Chancellor Ford Op-Ed: Wisconsin students deserve an increase in the Wisconsin Grant
The University of Wisconsin System has taken a big step toward helping more low- and moderate-income students attain a bachelor’s degree. The new Wisconsin Tuition Promise will ensure that qualified students can attend any university within the UW System tuition free.
The new program will assist an estimated 8,000 students when fully operational and will go a long way toward reversing a troubling trend – fewer and fewer UW students come from low- and moderate-income families – and a long way toward developing talent that will move our state forward.
But there is one other important step Wisconsin can take: increasing our state’s commitment to the Wisconsin Grant program.
Wisconsin Grants have been the main form of state-funded financial aid for decades. The program provides up to $3,150 annually, but that amount has not changed in a dozen years and about 3,000 fewer UW System students are receiving critical Wisconsin Grants than a decade ago.
The stagnant funding for the Wisconsin Grant means sometimes qualified students don’t get the aid they need. Because the grants can be awarded on a first-come, first-served basis, those who apply late can find themselves without an award even if they qualify.
Overall, state investment on grants, loans, and scholarships over the last decade dropped by about one-half of a percent between 2011 and 2021 at a time when inflation increased by 19 percent and unmet need for low-income students was rising.
Increasing the Wisconsin Grant and creating the Wisconsin Tuition Promise are critical building blocks to the existing steps we already take that make public higher education in Wisconsin among the most affordable in the nation. We’ll soon be in the 10th year of a tuition freeze, and we’re providing more institutional grant aid – $157 million in 2020-21, an $81 million increase over the last 10 years.
It’s hard to say just how many students don’t enroll at a UW System university because there’s just not enough financial aid. But we know the number isn’t zero, and we know low-income students are much more likely to discontinue their studies over finances.
Increasing our state’s commitment to student financial aid is critical to increasing enrollment in our universities and progress to degree attainment.

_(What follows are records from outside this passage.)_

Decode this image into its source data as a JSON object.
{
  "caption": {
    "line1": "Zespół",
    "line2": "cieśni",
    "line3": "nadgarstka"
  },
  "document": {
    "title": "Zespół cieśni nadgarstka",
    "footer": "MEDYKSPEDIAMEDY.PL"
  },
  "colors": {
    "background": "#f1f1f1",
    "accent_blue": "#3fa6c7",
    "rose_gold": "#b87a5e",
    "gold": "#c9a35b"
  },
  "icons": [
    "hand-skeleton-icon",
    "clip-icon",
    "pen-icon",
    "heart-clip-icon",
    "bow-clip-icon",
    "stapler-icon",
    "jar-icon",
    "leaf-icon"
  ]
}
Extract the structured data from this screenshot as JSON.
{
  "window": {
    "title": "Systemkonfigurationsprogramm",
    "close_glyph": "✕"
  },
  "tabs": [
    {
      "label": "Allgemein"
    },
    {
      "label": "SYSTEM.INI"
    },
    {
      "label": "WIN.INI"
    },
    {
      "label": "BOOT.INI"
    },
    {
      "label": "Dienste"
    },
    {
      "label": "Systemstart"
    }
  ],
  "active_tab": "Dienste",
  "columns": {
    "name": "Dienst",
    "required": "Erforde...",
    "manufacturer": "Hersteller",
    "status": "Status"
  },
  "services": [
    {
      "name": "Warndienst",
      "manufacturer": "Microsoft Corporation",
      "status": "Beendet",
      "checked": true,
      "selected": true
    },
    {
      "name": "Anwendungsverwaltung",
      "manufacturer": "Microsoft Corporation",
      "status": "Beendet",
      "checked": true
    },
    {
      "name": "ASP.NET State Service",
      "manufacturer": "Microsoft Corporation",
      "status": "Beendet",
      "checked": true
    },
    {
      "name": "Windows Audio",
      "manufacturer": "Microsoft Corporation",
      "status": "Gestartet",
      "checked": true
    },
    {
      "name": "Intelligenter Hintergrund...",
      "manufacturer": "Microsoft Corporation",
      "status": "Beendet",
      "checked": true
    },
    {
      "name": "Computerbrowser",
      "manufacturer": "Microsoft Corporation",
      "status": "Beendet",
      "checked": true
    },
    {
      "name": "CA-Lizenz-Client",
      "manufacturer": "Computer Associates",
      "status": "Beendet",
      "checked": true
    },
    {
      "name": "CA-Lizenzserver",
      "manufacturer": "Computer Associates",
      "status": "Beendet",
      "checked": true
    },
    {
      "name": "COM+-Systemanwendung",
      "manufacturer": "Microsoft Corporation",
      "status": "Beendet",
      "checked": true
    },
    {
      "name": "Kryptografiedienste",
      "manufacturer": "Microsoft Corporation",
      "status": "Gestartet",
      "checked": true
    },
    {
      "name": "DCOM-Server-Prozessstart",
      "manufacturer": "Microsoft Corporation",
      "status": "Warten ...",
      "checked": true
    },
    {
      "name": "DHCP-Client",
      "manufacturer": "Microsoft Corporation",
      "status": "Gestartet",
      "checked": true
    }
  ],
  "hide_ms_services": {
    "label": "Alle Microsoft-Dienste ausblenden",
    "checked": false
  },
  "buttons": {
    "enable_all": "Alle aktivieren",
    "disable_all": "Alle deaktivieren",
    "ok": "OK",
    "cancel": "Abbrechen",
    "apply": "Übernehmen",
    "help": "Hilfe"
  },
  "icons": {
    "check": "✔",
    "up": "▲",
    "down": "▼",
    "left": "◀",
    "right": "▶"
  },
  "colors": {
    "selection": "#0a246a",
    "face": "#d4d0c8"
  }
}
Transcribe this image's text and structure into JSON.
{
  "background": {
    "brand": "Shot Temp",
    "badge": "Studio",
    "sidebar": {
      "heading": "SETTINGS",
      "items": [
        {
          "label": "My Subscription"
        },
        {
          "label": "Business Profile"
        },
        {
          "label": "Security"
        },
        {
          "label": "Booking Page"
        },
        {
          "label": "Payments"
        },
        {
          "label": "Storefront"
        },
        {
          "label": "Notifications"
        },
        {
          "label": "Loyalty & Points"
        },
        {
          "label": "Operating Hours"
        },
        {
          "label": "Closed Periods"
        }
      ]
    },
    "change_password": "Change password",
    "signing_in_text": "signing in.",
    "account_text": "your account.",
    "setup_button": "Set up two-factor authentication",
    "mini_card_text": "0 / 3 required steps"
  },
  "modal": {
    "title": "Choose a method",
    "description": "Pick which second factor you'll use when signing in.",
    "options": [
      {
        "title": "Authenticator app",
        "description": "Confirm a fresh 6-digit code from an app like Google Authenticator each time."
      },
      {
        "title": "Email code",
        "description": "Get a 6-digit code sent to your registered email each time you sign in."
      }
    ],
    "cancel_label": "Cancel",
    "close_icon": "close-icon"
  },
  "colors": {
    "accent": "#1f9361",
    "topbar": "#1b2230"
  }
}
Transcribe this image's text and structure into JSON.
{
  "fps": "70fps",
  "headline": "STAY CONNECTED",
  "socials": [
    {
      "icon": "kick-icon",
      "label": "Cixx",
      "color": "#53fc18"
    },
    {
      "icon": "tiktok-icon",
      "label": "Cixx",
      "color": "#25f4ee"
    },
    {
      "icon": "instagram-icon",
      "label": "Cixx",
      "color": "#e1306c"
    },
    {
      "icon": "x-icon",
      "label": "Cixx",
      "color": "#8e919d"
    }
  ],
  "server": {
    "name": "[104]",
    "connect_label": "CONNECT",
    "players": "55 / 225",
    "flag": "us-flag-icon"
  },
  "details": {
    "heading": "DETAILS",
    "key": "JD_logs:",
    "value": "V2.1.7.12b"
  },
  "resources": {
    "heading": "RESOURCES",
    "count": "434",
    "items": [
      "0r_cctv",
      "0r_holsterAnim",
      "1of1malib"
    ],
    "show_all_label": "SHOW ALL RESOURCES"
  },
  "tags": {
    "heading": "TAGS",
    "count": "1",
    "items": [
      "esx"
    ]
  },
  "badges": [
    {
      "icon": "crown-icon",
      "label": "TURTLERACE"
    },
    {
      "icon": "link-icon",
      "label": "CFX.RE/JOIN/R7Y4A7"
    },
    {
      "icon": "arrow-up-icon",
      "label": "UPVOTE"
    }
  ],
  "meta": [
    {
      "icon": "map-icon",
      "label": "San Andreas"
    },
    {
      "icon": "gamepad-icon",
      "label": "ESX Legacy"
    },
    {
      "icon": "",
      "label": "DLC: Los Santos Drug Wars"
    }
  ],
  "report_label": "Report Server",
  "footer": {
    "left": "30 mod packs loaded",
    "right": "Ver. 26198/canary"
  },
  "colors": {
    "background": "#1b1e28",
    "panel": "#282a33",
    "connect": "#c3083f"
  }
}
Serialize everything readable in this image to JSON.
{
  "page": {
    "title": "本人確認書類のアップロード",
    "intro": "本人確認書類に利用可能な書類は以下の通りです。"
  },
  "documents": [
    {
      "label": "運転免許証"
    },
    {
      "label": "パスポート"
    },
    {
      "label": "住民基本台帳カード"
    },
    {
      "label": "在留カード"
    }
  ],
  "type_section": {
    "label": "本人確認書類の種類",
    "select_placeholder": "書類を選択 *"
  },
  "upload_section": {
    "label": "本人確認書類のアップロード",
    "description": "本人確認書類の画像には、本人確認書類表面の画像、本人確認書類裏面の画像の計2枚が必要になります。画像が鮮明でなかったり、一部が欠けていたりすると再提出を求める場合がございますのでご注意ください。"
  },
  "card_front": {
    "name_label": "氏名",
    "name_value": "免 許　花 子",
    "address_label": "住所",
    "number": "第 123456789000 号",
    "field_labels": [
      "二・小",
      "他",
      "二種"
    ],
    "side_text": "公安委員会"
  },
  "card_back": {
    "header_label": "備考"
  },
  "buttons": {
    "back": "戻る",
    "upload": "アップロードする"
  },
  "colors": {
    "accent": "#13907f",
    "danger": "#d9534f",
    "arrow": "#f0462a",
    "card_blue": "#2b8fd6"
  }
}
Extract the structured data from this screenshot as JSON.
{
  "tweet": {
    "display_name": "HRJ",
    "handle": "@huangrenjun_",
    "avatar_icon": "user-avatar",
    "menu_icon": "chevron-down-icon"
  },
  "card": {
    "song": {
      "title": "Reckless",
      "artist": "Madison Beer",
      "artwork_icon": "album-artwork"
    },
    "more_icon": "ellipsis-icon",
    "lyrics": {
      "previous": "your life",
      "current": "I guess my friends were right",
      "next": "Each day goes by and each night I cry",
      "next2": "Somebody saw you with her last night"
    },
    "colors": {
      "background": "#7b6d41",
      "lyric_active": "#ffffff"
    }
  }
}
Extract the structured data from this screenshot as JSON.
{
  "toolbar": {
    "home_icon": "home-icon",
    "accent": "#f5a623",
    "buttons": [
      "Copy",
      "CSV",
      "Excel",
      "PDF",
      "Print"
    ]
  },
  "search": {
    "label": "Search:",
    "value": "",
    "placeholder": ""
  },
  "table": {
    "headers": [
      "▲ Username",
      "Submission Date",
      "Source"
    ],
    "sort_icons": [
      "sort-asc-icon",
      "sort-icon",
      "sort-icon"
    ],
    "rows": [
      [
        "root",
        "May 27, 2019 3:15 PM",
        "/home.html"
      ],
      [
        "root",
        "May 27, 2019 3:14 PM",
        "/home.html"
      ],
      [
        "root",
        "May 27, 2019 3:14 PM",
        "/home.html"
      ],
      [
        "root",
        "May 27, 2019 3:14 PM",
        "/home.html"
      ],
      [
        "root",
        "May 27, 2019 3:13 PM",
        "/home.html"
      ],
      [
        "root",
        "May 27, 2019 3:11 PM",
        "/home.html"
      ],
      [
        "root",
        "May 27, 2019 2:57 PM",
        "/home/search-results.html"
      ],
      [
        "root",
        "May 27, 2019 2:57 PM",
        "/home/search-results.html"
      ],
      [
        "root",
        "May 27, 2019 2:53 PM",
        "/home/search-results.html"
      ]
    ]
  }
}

While financial aid is important to all low- and moderate-income students, we know that it is especially important to students of color, who rely on this assistance to enroll.
Wisconsin’s workforce is constantly evolving, especially in an increasingly complex knowledge economy. The critical-thinking skills and talent we help develop prepares students for the workforce of the future. Simply stated, the value of a baccalaureate degree is more important than ever, and the opportunity to obtain one needs to be provided to everyone in Wisconsin.
I came to Wisconsin over a decade ago because I was attracted to the promise and mission of the UW System – to grow people, grow jobs, and grow communities. An investment in aid for those who can fall behind will not only transform lives, but it will also make a lasting difference in every community across Wisconsin.